Cover image for The roots of democracy : American thought and culture, 1760-1800
The roots of democracy : American thought and culture, 1760-1800
Shalhope, Robert E., 1941-
Personal Author:
Publication Information:
Boston : Twayne, [1990]

Physical Description:
xvii, 190 pages, 8 unnumbered pages of plates : illustrations ; 25 cm.
General Note:
Includes index.
Format :


Call Number
Material Type
Home Location
Item Holds
JA84.U5 S49 1990 Adult Non-Fiction Central Closed Stacks

On Order



"The last half of the eighteenth century was a period of enormous cultural and intellectual ferment in America-an era of fundamental transformation in law, politics, and religion, as well as deep changes in the American social order. At the center of the turmoil was the American Revolution, an event with roots reaching far back into the colonial period and effects extending well into the nineteenth century. In The Roots of Democracy: American Thought and Culture, 1760-1800 Robert E. Shalhope traces the dramatic shifts in attitudes and behavior from before the Revolution, through the war itself, the creation of republican governments, and the conflicts of the 1790s. This outstanding synthesis addresses a number of recurrent themes in American cultural history, including the persistence of conflict between democratic impulses and elitist tendencies-a conflict that has resurfaced in our own time. Anyone seeking to understand American political thought will find this straightforward and provocative book a useful entry into the subject and will come away with a deeper awareness of the origins and meaning of American democracy. The Roots of Democracy is an outstanding synthesis that provides provocative insights into a vital time in which the forces that formed modern American democracy took shape."

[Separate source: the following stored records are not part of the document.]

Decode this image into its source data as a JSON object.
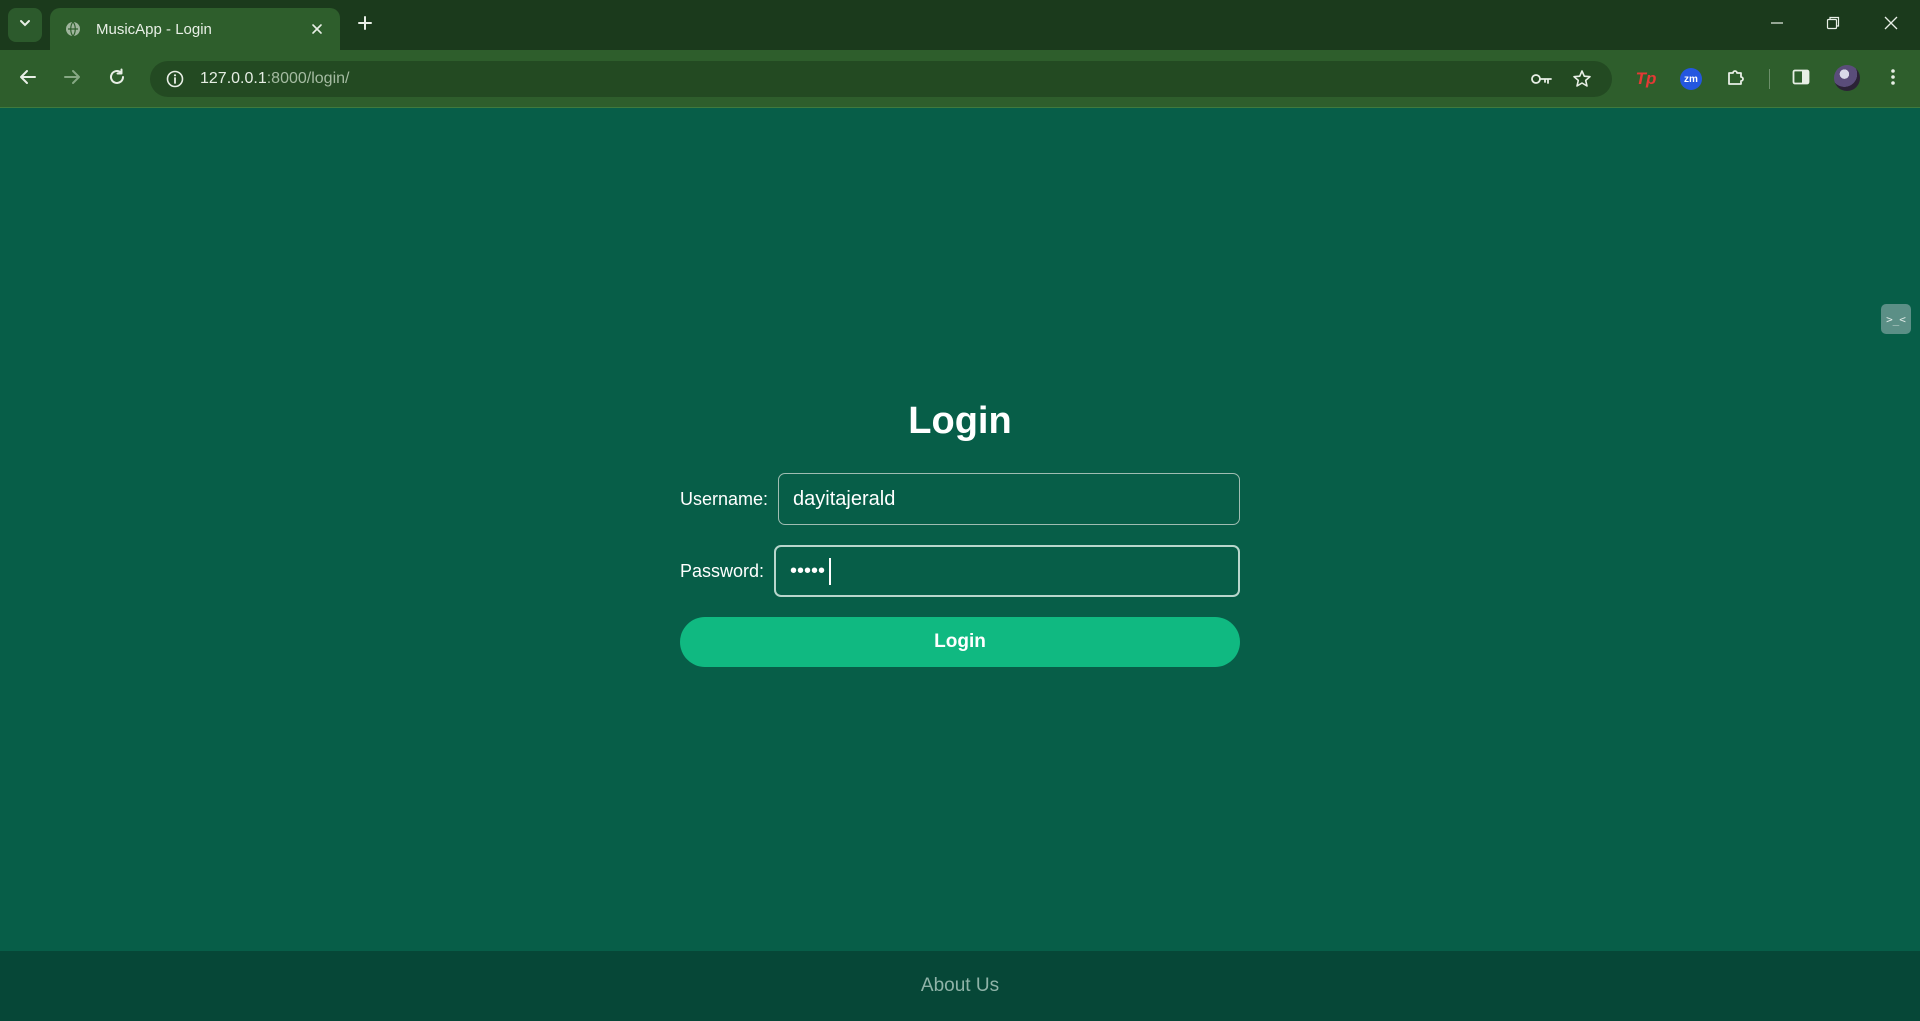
{
  "browser": {
    "tab_title": "MusicApp - Login",
    "url_host": "127.0.0.1",
    "url_path": ":8000/login/"
  },
  "icons": {
    "tab_search": "chevron-down-icon",
    "favicon": "globe-icon",
    "tab_close": "close-icon",
    "new_tab": "plus-icon",
    "back": "arrow-left-icon",
    "forward": "arrow-right-icon",
    "reload": "reload-icon",
    "site_info": "info-icon",
    "password": "key-icon",
    "bookmark": "star-icon",
    "extensions": "puzzle-icon",
    "side_panel": "side-panel-icon",
    "menu": "kebab-menu-icon"
  },
  "extensions": {
    "tp_label": "Tp",
    "zm_label": "zm"
  },
  "side_tab": {
    "label": ">_<"
  },
  "login": {
    "title": "Login",
    "username_label": "Username:",
    "username_value": "dayitajerald",
    "password_label": "Password:",
    "password_value": "•••••",
    "button_label": "Login"
  },
  "footer": {
    "link": "About Us"
  },
  "colors": {
    "page_bg": "#075e48",
    "button_bg": "#10b981",
    "footer_bg": "#064737",
    "chrome_bg": "#2e5e2c"
  }
}
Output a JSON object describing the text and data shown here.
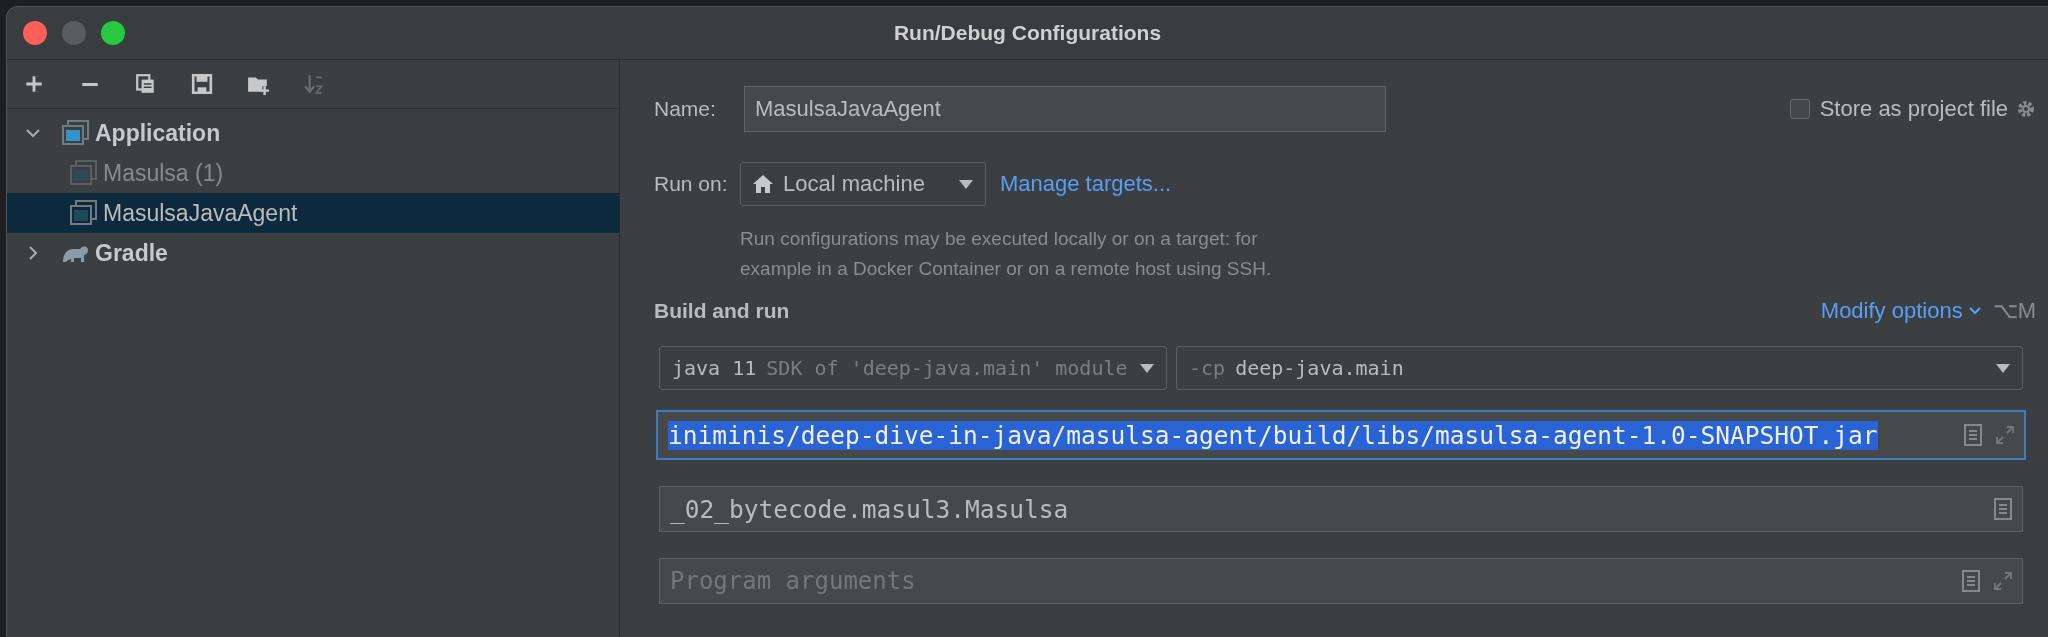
{
  "window": {
    "title": "Run/Debug Configurations"
  },
  "toolbar": [
    {
      "kind": "add",
      "disabled": false
    },
    {
      "kind": "remove",
      "disabled": false
    },
    {
      "kind": "copy",
      "disabled": false
    },
    {
      "kind": "save",
      "disabled": false
    },
    {
      "kind": "folder",
      "disabled": false
    },
    {
      "kind": "sort",
      "disabled": true
    }
  ],
  "tree": [
    {
      "label": "Application",
      "kind": "application",
      "expanded": true,
      "selected": false,
      "children": [
        {
          "label": "Masulsa (1)",
          "temporary": true,
          "selected": false
        },
        {
          "label": "MasulsaJavaAgent",
          "temporary": false,
          "selected": true
        }
      ]
    },
    {
      "label": "Gradle",
      "kind": "gradle",
      "expanded": false,
      "selected": false
    }
  ],
  "name": {
    "label": "Name:",
    "value": "MasulsaJavaAgent"
  },
  "store_as_project_file": {
    "label": "Store as project file",
    "checked": false
  },
  "run_on": {
    "label": "Run on:",
    "value": "Local machine",
    "link": "Manage targets..."
  },
  "run_on_help": "Run configurations may be executed locally or on a target: for\nexample in a Docker Container or on a remote host using SSH.",
  "build_and_run": {
    "title": "Build and run",
    "modify_options": "Modify options",
    "shortcut": "⌥M",
    "jdk": {
      "value": "java 11",
      "hint": "SDK of 'deep-java.main' module"
    },
    "classpath": {
      "prefix": "-cp",
      "value": "deep-java.main"
    },
    "vm_options": {
      "value": "iniminis/deep-dive-in-java/masulsa-agent/build/libs/masulsa-agent-1.0-SNAPSHOT.jar",
      "focused": true,
      "text_selected": true
    },
    "main_class": {
      "value": "_02_bytecode.masul3.Masulsa"
    },
    "program_arguments": {
      "placeholder": "Program arguments"
    }
  }
}
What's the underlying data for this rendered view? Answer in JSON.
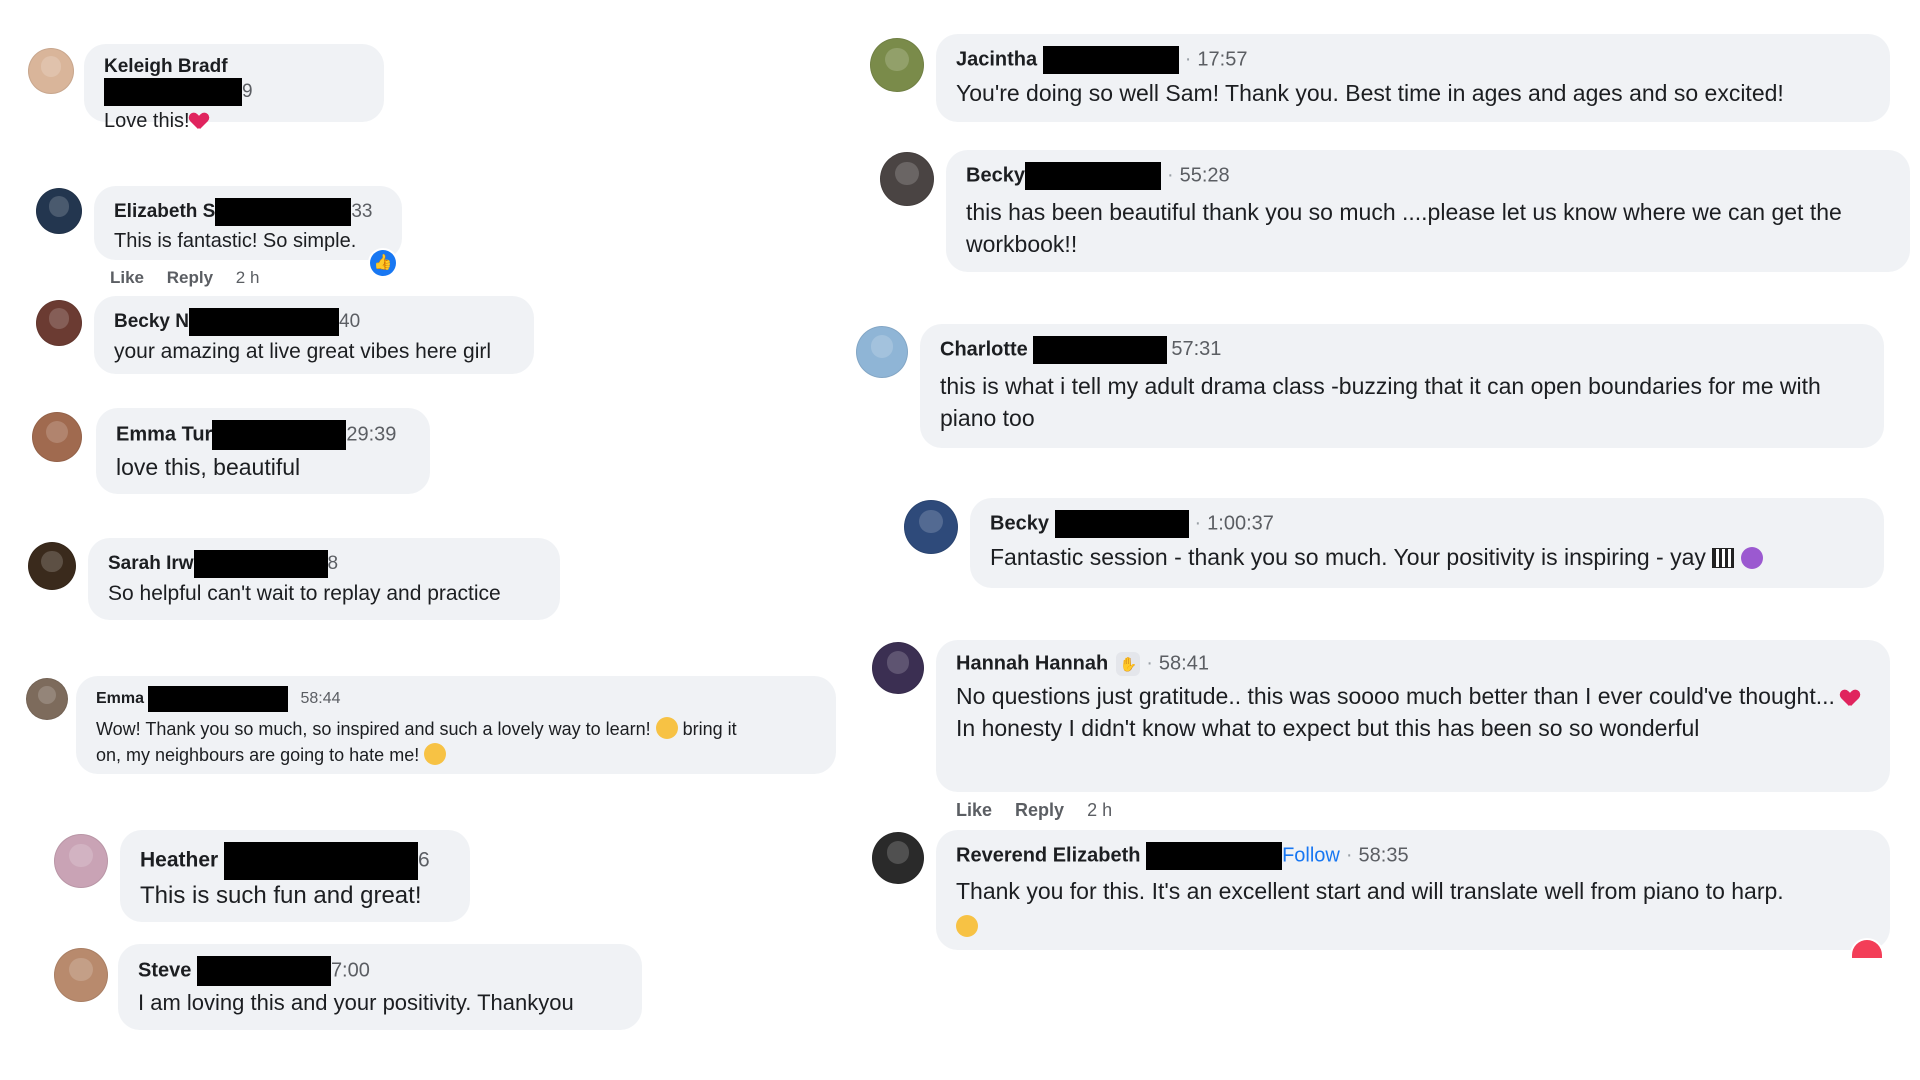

Reviews 1

Booklist Review

The last two decades have seen an effusion of analytic work on American cultural and political origins. In the first volume of Twayne's new American Thought and Culture series, Shalhope synthesizes this recent thought. By the late eighteenth century, he documents, the American elite had absorbed the thought pattern of the English gentility, assuming a stance of classical republicanism whose watchword was "virtue," or the willingness of the individual to subordinate private interests for the good of the community. Seemingly in opposition was a more liberal concept afield, which manifested itself in an aggressive individualism, materialism, and pragmatism. Shalhope finds that, in effect, the two schools of thought were one: republicanism creating the social, political, and cultural framework within which the liberal strivings emerged. A fine argument. Bibliography; to be indexed. --Allen Weakland

Table of Contents

About the Author
1 The Old Order in Americap. 1
2 Revolutionary Republicanismp. 27
3 The Arts in the New Republicp. 53
4 The Creation of Republican Governmentsp. 83
5 A Republican Culturep. 112
6 The Emergence of a Democratic Societyp. 139
Epiloguep. 167
Notes and Referencesp. 169
Bibliographic Essayp. 179
Indexp. 185